By Monte Stewart – Business Edge – May 16, 2008
A B.C. group is seeking approval for the world’s first eco-certified shark fishery.
The B.C. Dogfish Hook and Line Industry Association has applied for certification to the Seattle-based Marine Stewardship Council (MSC) as part of a bid to revive its sagging market fortunes and sustain the fishery long-term. "It’s a survival reaction," says Michael Renwick, the association’s executive director.
If granted, the MSC certification will apply to dogfish: a name that applies to several species of small shark. Other fishers of other shark species would have to apply separately.
In B.C., most dogfish are caught by longline, in which a series of baited hooks are hung off a main fishing line. Dogfish are also caught by groundfish trawling.
Dogfish is a popular seafood in England, France, Germany and the Benelux countries of Belgium, the Netherlands and Luxembourg. In England, it’s sold in fish-and-chip shops as rock salmon, in France as small salmon and in Belgium as sea eel.
In Chinese cuisine, the fins and tail are used in shark-fin soup.
Renwick says sales of B.C. dogfish have declined 50 per cent and prices that fish processors pay have declined at a similar rate over the past two years because European buyers, in response to pressures from environmentalists, have refused to buy stocks that are not independently eco-certified.
The European buyers represent a range of groups from importers to value-added product sellers comprising most of the world’s market.
"We’re practising what we’re preaching, but it’s costing us a lot of money," Renwick says about the certification application and follow-up assessment. But the investment, he suggests, is worth it because the B.C. dogfishing industry catches about $8-$10 million worth of fish exported annually.
He hopes the market will react positively in the meantime.
But there has been little response "one way or the other" since the B.C. industry announced its certification plans.
Created in 1997, the MSC is an international non-profit organization that promotes solutions for over-fishing and its impacts on oceans around the globe. Renwick says he’s confident his group will receive certification and the assessment will show that Canada’s West Coast waters are actually under-fished.
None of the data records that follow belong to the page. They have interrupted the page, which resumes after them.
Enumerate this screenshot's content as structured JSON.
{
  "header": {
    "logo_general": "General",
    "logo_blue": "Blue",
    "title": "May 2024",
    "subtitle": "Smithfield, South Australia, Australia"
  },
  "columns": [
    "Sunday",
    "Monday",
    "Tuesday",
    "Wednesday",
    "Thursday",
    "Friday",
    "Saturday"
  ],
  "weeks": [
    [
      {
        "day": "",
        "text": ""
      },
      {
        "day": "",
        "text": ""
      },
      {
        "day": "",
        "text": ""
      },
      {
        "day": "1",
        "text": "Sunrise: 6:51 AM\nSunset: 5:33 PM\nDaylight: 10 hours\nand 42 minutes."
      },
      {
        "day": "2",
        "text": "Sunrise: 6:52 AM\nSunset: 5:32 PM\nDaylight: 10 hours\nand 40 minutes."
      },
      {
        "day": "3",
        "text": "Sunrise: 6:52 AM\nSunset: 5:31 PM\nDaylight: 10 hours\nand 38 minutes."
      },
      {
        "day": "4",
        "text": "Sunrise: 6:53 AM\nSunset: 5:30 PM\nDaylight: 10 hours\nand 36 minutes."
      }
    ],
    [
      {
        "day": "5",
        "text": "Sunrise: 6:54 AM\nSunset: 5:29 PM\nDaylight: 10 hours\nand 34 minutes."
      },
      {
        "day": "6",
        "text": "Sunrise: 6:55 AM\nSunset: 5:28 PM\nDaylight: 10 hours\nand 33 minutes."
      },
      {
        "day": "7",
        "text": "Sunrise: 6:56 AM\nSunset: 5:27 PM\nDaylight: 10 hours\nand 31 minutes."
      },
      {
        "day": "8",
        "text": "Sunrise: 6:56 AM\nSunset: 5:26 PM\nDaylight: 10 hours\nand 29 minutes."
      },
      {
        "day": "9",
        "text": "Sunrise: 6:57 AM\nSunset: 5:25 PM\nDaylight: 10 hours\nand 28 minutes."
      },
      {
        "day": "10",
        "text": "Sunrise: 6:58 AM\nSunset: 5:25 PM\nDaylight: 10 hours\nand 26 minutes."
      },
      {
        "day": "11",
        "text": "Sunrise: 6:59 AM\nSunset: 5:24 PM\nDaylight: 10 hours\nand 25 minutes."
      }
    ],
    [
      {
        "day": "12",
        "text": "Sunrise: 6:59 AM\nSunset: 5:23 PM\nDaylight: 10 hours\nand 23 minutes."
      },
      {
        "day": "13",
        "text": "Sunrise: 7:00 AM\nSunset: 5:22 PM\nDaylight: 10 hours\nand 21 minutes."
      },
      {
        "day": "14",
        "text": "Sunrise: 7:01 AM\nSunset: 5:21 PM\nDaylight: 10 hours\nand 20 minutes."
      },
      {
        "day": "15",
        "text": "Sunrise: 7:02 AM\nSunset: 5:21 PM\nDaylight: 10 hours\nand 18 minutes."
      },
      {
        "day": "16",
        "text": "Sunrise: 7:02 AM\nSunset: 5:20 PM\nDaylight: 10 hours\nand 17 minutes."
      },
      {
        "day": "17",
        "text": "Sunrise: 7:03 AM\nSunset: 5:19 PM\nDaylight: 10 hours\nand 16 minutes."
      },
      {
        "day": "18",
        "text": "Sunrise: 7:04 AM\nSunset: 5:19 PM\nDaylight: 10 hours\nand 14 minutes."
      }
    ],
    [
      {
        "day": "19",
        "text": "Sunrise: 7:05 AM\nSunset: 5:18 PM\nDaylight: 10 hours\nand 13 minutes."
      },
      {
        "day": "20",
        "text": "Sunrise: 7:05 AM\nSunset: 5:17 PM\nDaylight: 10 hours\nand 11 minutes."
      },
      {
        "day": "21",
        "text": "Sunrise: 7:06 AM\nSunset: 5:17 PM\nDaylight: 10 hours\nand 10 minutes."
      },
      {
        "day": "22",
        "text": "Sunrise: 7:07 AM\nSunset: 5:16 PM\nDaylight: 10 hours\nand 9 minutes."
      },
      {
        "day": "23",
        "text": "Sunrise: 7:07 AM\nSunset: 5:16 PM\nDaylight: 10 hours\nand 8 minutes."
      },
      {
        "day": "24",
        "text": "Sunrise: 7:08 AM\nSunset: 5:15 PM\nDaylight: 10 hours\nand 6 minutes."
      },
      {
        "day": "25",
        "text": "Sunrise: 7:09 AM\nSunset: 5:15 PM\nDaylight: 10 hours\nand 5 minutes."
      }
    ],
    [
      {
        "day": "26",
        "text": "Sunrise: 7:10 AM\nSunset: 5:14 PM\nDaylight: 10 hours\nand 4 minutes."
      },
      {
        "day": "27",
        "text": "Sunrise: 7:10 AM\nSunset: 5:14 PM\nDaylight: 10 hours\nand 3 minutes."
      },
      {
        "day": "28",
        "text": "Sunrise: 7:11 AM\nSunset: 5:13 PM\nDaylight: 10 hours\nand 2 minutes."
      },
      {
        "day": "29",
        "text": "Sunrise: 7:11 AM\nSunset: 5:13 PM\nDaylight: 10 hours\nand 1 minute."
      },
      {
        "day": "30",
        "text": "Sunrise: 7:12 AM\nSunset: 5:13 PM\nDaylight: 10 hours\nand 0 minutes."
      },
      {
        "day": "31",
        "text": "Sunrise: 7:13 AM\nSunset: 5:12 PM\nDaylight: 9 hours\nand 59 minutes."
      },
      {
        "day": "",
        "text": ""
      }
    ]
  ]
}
TAVEL Certification Inc., a company approved by the MSC to conduct sustainable fishery certifications, will do the assessment.
The Department of Fisheries and Oceans Canada (DFO) is also conducting an assessment of dogfish stocks in Pacific and Atlantic waters, in co-operation with MSC as that group completes its due diligence.
Renwick says he hopes MSC certification and the DFO’s findings will actually permit more dogfishing.
Ecotrust Canada, a Vancouver-based sustainable business group that is assisting the industry with certification and conservation, says the B.C. hook-and-line fleet caught 3,037 metric tonnes of dogfish last year.
That is well under the federal government’s annual total allowable catch of 15,000: 11,000 for hook-and-line fishermen and 4,000 for trawlers.
Seven B.C. dogfish fishermen now account for more than 60 per cent of the dogfish catch each year, according to Ecotrust Canada, which has developed a fish-quota and licence-trading system and conservation code of conduct with them.
Renwick, whose group represents 45 spiny dogfish catchers, 30 of whom are active, says the B.C. industry is already a world leader in conservation practices. The industry has adopted strict rules and videos every fish caught onboard a vessel.
Danielle Edwards, fisheries co-ordinator for Ecotrust Canada, says the industry has done a lot of work to make sure that it’s sustainable. Now, she says, it needs to prove the same to consumers. "It’s really about proving what’s already been done here and protecting the market for the fish, given that the consumer is demanding a lot more information about where the fish comes from and how it’s fished," she says.
Edwards says certification will also show that shark fisheries can be fished sustainably, if they are managed appropriately. A number of shark species, mostly of the small variety, are believed to swim in Canadian waters. Edwards says consumer demand for some type of eco-certifier stamp of approval is only going to increase in future.
"All fisheries are under increasing pressure to certify their sustainability," she says. "Whether or not the fishery is in a position to achieve certification is another question . . . Very shortly, and we’re already seeing it, people will not have markets to sell their fish into unless they can achieve that kind of sustainability certification."
Renwick says shark fisheries managers and the global industry should collaborate on responsible fishing practices. "But I think you can say that for just about any wild-catch fishery," he says.
(Monte Stewart can be reached at firstname.lastname@example.org)